Combining a concrete sense of present urgency and a theoretical understanding of social, political, and historical realities, State Repression and the Labors of Memory fashions tools for thinking about and analyzing the presences, silences, and meanings of the past. With unflappable good judgment and fairness, Elizabeth Jelin clarifies the often muddled debates about the nature of memory, the politics of struggles over memories of historical injustice, the relation of historiography to memory, the issue of truth in testimony and traumatic remembrance, the role of women in Latin American attempts to cope with the legacies of military dictatorships, and problems of second-generation memory and its transmission and appropriation.
Jelin's work engages European and North American theory in its exploration of the various ways in which conflicts over memory shape individual and collective identities, as well as social and political cleavages. In doing so, her book exposes the enduring consequences of repression for social processes in Latin America, and at the same time enriches our general understanding of the fundamentally conflicted and contingent nature of memory.
Elizabeth Jelin is professor at the University of Buenos Aires and research director at the Institute of Social and Economic Development.
$17.95 paper ISBN 0-8166-4284-2
From 1964 until 1985, Brazil was ruled by a military regime that sanctioned the systematic use of torture in dealing with its political opponents. The catalog of what went on during that grim period was originally published in Portuguese as Brasil: Nunca Mais (Brazil: Never Again) in 1985. The volume was based on the official documentation kept by the very military that perpetrated the horrific acts. These extensive documents include military court proceedings of actual trials, secretly photocopied by lawyers associated with the Catholic Church and analyzed by a team of researchers. Their daring project—known as BNM for Brasil: Nunca Mais—compiled more than 2,700 pages of testimony by political prisoners documenting close to three hundred forms of torture. The BNM project proves conclusively that torture was an essential part of the military justice system and that judicial authorities were clearly aware of the use of torture to extract confessions. Still, it took more than a decade after the publication of Brasil: Nunca Mais for the armed forces to admit publicly that such torture had ever taken place. Torture in Brazil, the English version of the book re-edited here, serves as a timely reminder of the role of Brazil’s military in past repression.
Traveling on One Leg
Herta Muller Northwestern University Press, 2010 Library of Congress PT2673.U29234R4513 1998 | Dewey Decimal 833.914
Winner, 2009 Nobel Prize in Literature

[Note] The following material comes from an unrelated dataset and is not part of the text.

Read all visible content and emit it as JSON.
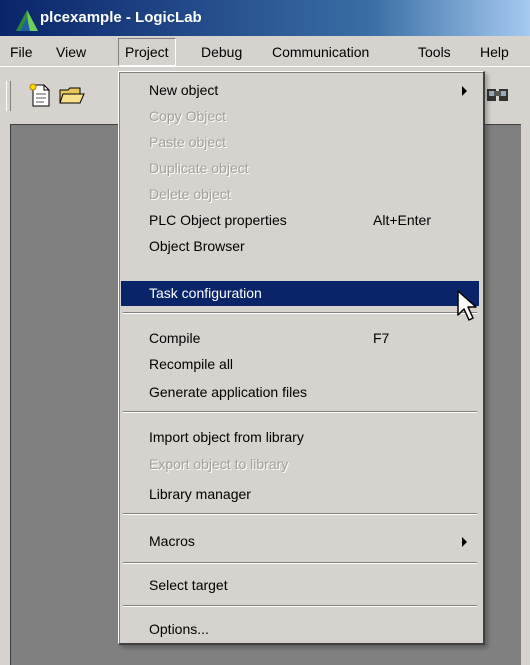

Irene is a fragile woman born to a German family in Romania, who has recently emigrated from her native country to West Germany. Politically and socially isolated, Irene moves within the orbit of three troubled men, while simultaneously embarking on an inner exploration of exile, homeland, and identity.